"What was billed as a lavish NBA affair in the nation's most flamboyant and alluring city turned into an All-Star blowout that featured nothing more than stunning individual plays and nonexistent defense."

And this was different from every single other All-Star Game for the last 15 years?

I'm a grump when it comes to All-Star Weekend. The dunk contest was always kind of stupid, but it's now reached new lows of unwatchability. When the winning entry is a copy of a dunk Dee Brown did 13 years ago, which was probably a copy of an in-game Dr. J dunk in itself there's nothing more I need to see. The NBA dunk contest is their equivalent of figure skating. The only contest that really generates any interest to me is the 3 point shootout and even that's usually a minor thrill. Washburn has an interesting idea:

Since giving money to millionaires would be ridiculous, how about he give the winner a trophy and they exchange the trophy every time there is a chance[sic] in winner. As a Cal grad, I was seething every time Stanford won "the Axe" from Cal, which happened four of my five years there. The award served as a symbol of the rivalry, and that does not exist in the NBA.

Rashard Lewis has fired his old agents the Poston brothers and signed up with Tony Dutt, who is best known for representing Shawn Kemp in his Seattle days. He would be pretty much their only client of note in the NBA.

Sonics are retiring Tom Chambers' number? Oh, yeah Spencer Haywood's ...

“I got heavily into Seattle,” Haywood recalled in his 1992 autobiography. “I bought a piece of a small black radio station, KYAC, and hired a very hip young disc jockey named Spencer Haywood to spin jazz tunes two hours a night on weekends. I took courses at the University of Washington in the offseason – history, literature, political science. I ran a free basketball camp for kids and helped raise funds for sickle-cell anemia research.

“I loved Seattle, loved the people. Many afternoons I got in my car and drove downtown to cruise 23rd Street. Everyone knew me and I’d wind up cruising with a car full of kids. I did have to trade in the big Cadillac for a Mercedes, though. The Caddy was not the right car for this town.”

On Jan. 7, 1976, Haywood returned to the Seattle Center Coliseum with the Knicks.
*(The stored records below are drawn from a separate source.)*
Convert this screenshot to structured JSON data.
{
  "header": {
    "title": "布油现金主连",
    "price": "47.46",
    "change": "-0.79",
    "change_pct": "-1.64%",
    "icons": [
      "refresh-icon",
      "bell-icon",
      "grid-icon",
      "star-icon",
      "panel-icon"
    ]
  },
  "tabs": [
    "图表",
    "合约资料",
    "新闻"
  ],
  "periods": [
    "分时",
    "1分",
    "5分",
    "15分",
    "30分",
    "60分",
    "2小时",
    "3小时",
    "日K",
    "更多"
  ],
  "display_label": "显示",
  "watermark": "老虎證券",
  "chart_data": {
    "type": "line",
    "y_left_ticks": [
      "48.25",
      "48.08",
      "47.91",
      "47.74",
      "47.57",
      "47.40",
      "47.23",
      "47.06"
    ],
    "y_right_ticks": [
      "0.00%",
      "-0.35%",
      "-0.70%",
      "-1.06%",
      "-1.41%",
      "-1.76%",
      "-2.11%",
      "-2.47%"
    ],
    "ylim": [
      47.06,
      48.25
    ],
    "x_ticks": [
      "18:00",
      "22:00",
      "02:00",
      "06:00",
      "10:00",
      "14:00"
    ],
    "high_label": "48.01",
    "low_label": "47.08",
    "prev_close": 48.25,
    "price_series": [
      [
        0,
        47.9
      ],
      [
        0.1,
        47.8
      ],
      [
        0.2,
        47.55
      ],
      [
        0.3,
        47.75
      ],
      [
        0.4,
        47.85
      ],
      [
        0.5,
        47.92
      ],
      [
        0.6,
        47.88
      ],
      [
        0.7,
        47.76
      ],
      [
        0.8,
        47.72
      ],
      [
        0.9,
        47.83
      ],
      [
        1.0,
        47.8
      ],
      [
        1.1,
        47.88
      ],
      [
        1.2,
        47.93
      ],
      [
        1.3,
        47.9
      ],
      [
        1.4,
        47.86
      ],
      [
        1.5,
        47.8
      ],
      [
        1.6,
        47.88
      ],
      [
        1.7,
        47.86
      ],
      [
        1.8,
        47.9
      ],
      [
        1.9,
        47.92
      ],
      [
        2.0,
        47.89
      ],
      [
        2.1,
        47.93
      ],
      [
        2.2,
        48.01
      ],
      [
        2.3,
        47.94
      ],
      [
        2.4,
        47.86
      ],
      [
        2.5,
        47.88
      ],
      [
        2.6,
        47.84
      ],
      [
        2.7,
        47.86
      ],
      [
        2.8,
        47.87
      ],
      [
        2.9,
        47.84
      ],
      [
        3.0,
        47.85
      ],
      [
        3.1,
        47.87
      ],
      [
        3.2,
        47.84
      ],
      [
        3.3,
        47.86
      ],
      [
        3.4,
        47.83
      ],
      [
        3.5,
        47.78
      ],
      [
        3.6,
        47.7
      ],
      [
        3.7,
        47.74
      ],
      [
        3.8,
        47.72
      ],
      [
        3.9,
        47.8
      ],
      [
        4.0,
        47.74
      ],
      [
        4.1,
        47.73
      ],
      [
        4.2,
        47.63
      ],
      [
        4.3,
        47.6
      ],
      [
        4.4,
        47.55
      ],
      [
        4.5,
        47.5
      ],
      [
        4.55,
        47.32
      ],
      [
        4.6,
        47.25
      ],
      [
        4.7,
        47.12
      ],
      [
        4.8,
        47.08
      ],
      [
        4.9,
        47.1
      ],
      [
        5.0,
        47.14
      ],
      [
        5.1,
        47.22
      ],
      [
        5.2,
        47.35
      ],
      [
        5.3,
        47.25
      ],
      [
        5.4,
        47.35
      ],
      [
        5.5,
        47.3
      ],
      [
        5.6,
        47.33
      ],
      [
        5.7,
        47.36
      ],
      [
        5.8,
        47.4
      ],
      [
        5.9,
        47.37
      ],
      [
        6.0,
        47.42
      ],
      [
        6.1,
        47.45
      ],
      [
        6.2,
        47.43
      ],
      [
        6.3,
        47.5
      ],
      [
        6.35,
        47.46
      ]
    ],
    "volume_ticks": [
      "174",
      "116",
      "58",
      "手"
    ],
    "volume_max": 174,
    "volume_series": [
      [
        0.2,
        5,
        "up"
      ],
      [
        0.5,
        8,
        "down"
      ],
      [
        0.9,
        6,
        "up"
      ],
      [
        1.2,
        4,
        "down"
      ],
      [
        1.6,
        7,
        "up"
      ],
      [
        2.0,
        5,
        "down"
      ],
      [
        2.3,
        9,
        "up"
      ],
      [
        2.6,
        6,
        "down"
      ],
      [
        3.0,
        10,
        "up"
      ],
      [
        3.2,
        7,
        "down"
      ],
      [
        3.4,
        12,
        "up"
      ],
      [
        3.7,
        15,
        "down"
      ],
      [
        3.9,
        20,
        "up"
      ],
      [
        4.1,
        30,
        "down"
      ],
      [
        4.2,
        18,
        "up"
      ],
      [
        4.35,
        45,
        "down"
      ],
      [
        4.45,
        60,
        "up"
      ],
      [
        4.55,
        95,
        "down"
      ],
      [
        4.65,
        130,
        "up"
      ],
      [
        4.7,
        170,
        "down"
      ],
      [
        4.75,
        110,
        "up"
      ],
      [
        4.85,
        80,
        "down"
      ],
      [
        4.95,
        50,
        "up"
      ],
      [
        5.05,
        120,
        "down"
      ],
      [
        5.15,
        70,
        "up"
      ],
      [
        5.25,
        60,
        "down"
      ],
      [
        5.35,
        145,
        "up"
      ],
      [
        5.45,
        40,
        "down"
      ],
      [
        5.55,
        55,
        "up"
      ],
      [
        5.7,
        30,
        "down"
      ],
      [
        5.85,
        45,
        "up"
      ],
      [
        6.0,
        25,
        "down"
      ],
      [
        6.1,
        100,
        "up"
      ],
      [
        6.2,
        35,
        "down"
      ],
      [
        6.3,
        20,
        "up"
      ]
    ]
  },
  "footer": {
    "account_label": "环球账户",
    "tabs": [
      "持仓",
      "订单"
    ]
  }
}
The fourth sellout crowd of the season jammed the arena, and the fans did not buy tickets to monitor the progress of Eugene Short.

“I would find out,” Haywood wrote, “just how bitter that parting had been. When they introduced me before the game, the fans booed me so hard and long that they had to hold up the start of the game. It was the ugliest booing I’d ever heard anywhere. The team was going bad and the crowd took it out on me, called me terrible names, threw things. My sister and brother were in the stands, crying.”

Welcome to friendly, open metronatural Seattle Spence ... You can check out any time you like, but you can never leave.

Don't forget to head out to Willows Run today if you can!